* _DATA EXTRACT_:
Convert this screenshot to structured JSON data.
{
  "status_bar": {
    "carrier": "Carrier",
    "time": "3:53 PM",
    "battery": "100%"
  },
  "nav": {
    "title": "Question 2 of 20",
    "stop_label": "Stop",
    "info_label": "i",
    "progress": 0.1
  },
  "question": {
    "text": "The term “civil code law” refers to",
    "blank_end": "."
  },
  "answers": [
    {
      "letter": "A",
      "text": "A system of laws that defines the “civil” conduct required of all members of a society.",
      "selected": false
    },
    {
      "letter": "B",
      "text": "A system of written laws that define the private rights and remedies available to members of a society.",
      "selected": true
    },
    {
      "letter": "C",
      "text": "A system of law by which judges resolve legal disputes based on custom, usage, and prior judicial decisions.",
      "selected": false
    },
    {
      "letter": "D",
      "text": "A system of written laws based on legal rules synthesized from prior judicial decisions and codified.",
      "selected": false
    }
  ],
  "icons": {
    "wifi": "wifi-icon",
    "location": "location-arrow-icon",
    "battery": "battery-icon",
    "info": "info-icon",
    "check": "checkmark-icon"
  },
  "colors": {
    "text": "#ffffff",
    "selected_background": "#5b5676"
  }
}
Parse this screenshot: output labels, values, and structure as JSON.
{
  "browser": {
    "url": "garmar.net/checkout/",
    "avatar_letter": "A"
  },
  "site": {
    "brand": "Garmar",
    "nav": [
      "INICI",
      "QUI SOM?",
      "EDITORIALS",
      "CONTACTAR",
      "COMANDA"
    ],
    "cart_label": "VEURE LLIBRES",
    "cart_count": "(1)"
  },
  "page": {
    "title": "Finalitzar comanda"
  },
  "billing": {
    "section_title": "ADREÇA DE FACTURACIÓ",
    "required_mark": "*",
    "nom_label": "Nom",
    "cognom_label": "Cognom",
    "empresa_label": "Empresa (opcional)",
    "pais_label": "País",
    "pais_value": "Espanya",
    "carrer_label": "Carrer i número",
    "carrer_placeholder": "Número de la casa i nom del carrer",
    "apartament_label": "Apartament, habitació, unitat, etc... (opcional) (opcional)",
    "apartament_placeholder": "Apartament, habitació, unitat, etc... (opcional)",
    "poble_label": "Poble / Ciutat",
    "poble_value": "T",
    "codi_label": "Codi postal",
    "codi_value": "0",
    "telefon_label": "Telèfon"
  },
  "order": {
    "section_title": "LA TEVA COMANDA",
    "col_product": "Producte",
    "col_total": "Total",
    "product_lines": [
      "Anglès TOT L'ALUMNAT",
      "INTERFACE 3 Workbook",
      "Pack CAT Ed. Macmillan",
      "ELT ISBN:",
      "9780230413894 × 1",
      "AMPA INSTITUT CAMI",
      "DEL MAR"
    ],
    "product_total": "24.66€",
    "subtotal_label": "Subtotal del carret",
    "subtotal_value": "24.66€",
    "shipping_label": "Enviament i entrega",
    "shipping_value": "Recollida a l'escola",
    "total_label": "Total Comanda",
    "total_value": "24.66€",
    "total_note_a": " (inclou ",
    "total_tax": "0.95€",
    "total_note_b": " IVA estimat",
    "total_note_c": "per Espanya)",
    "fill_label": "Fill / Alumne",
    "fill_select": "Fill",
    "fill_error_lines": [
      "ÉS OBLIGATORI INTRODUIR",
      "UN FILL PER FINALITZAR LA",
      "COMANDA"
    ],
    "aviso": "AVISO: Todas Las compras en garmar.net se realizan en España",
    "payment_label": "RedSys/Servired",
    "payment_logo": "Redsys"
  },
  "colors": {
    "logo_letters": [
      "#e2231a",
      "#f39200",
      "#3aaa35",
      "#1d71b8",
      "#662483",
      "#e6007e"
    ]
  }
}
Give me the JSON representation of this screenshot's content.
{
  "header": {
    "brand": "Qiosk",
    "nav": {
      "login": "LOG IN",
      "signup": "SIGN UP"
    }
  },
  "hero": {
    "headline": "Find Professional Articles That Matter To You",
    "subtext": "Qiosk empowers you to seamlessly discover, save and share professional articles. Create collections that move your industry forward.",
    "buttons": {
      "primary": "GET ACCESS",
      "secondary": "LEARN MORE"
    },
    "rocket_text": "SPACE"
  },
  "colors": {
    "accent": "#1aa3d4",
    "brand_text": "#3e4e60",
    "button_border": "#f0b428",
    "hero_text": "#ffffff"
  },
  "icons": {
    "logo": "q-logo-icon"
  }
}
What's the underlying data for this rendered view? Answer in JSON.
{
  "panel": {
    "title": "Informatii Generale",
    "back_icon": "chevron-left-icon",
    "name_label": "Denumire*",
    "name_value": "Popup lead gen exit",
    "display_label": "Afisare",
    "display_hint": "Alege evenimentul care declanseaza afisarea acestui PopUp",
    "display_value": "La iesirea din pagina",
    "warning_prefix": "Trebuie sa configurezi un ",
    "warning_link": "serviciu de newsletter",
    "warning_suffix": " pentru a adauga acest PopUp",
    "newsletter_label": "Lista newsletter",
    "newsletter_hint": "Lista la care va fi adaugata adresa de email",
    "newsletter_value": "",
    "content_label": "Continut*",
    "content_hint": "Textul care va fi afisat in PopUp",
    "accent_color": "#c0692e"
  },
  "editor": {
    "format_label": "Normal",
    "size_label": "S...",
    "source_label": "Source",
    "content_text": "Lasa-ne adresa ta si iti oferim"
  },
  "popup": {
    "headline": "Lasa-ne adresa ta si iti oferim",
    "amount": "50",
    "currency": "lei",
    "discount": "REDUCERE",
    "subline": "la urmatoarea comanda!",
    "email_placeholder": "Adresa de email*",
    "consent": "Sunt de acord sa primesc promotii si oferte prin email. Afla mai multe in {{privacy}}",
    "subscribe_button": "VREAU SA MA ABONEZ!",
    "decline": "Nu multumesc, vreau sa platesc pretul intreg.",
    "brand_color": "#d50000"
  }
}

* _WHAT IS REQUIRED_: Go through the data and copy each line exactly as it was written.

* _EXERCISE RESPONSE_:
Convert this screenshot to structured JSON data.
{
  "status_bar": {
    "carrier": "Carrier",
    "time": "3:53 PM",
    "battery": "100%"
  },
  "nav": {
    "title": "Question 2 of 20",
    "stop_label": "Stop",
    "info_label": "i",
    "progress": 0.1
  },
  "question": {
    "text": "The term “civil code law” refers to",
    "blank_end": "."
  },
  "answers": [
    {
      "letter": "A",
      "text": "A system of laws that defines the “civil” conduct required of all members of a society.",
      "selected": false
    },
    {
      "letter": "B",
      "text": "A system of written laws that define the private rights and remedies available to members of a society.",
      "selected": true
    },
    {
      "letter": "C",
      "text": "A system of law by which judges resolve legal disputes based on custom, usage, and prior judicial decisions.",
      "selected": false
    },
    {
      "letter": "D",
      "text": "A system of written laws based on legal rules synthesized from prior judicial decisions and codified.",
      "selected": false
    }
  ],
  "icons": {
    "wifi": "wifi-icon",
    "location": "location-arrow-icon",
    "battery": "battery-icon",
    "info": "info-icon",
    "check": "checkmark-icon"
  },
  "colors": {
    "text": "#ffffff",
    "selected_background": "#5b5676"
  }
}
Parse this screenshot: output labels, values, and structure as JSON.
{
  "browser": {
    "url": "garmar.net/checkout/",
    "avatar_letter": "A"
  },
  "site": {
    "brand": "Garmar",
    "nav": [
      "INICI",
      "QUI SOM?",
      "EDITORIALS",
      "CONTACTAR",
      "COMANDA"
    ],
    "cart_label": "VEURE LLIBRES",
    "cart_count": "(1)"
  },
  "page": {
    "title": "Finalitzar comanda"
  },
  "billing": {
    "section_title": "ADREÇA DE FACTURACIÓ",
    "required_mark": "*",
    "nom_label": "Nom",
    "cognom_label": "Cognom",
    "empresa_label": "Empresa (opcional)",
    "pais_label": "País",
    "pais_value": "Espanya",
    "carrer_label": "Carrer i número",
    "carrer_placeholder": "Número de la casa i nom del carrer",
    "apartament_label": "Apartament, habitació, unitat, etc... (opcional) (opcional)",
    "apartament_placeholder": "Apartament, habitació, unitat, etc... (opcional)",
    "poble_label": "Poble / Ciutat",
    "poble_value": "T",
    "codi_label": "Codi postal",
    "codi_value": "0",
    "telefon_label": "Telèfon"
  },
  "order": {
    "section_title": "LA TEVA COMANDA",
    "col_product": "Producte",
    "col_total": "Total",
    "product_lines": [
      "Anglès TOT L'ALUMNAT",
      "INTERFACE 3 Workbook",
      "Pack CAT Ed. Macmillan",
      "ELT ISBN:",
      "9780230413894 × 1",
      "AMPA INSTITUT CAMI",
      "DEL MAR"
    ],
    "product_total": "24.66€",
    "subtotal_label": "Subtotal del carret",
    "subtotal_value": "24.66€",
    "shipping_label": "Enviament i entrega",
    "shipping_value": "Recollida a l'escola",
    "total_label": "Total Comanda",
    "total_value": "24.66€",
    "total_note_a": " (inclou ",
    "total_tax": "0.95€",
    "total_note_b": " IVA estimat",
    "total_note_c": "per Espanya)",
    "fill_label": "Fill / Alumne",
    "fill_select": "Fill",
    "fill_error_lines": [
      "ÉS OBLIGATORI INTRODUIR",
      "UN FILL PER FINALITZAR LA",
      "COMANDA"
    ],
    "aviso": "AVISO: Todas Las compras en garmar.net se realizan en España",
    "payment_label": "RedSys/Servired",
    "payment_logo": "Redsys"
  },
  "colors": {
    "logo_letters": [
      "#e2231a",
      "#f39200",
      "#3aaa35",
      "#1d71b8",
      "#662483",
      "#e6007e"
    ]
  }
}
Give me the JSON representation of this screenshot's content.
{
  "header": {
    "brand": "Qiosk",
    "nav": {
      "login": "LOG IN",
      "signup": "SIGN UP"
    }
  },
  "hero": {
    "headline": "Find Professional Articles That Matter To You",
    "subtext": "Qiosk empowers you to seamlessly discover, save and share professional articles. Create collections that move your industry forward.",
    "buttons": {
      "primary": "GET ACCESS",
      "secondary": "LEARN MORE"
    },
    "rocket_text": "SPACE"
  },
  "colors": {
    "accent": "#1aa3d4",
    "brand_text": "#3e4e60",
    "button_border": "#f0b428",
    "hero_text": "#ffffff"
  },
  "icons": {
    "logo": "q-logo-icon"
  }
}
What's the underlying data for this rendered view? Answer in JSON.
{
  "panel": {
    "title": "Informatii Generale",
    "back_icon": "chevron-left-icon",
    "name_label": "Denumire*",
    "name_value": "Popup lead gen exit",
    "display_label": "Afisare",
    "display_hint": "Alege evenimentul care declanseaza afisarea acestui PopUp",
    "display_value": "La iesirea din pagina",
    "warning_prefix": "Trebuie sa configurezi un ",
    "warning_link": "serviciu de newsletter",
    "warning_suffix": " pentru a adauga acest PopUp",
    "newsletter_label": "Lista newsletter",
    "newsletter_hint": "Lista la care va fi adaugata adresa de email",
    "newsletter_value": "",
    "content_label": "Continut*",
    "content_hint": "Textul care va fi afisat in PopUp",
    "accent_color": "#c0692e"
  },
  "editor": {
    "format_label": "Normal",
    "size_label": "S...",
    "source_label": "Source",
    "content_text": "Lasa-ne adresa ta si iti oferim"
  },
  "popup": {
    "headline": "Lasa-ne adresa ta si iti oferim",
    "amount": "50",
    "currency": "lei",
    "discount": "REDUCERE",
    "subline": "la urmatoarea comanda!",
    "email_placeholder": "Adresa de email*",
    "consent": "Sunt de acord sa primesc promotii si oferte prin email. Afla mai multe in {{privacy}}",
    "subscribe_button": "VREAU SA MA ABONEZ!",
    "decline": "Nu multumesc, vreau sa platesc pretul intreg.",
    "brand_color": "#d50000"
  }
}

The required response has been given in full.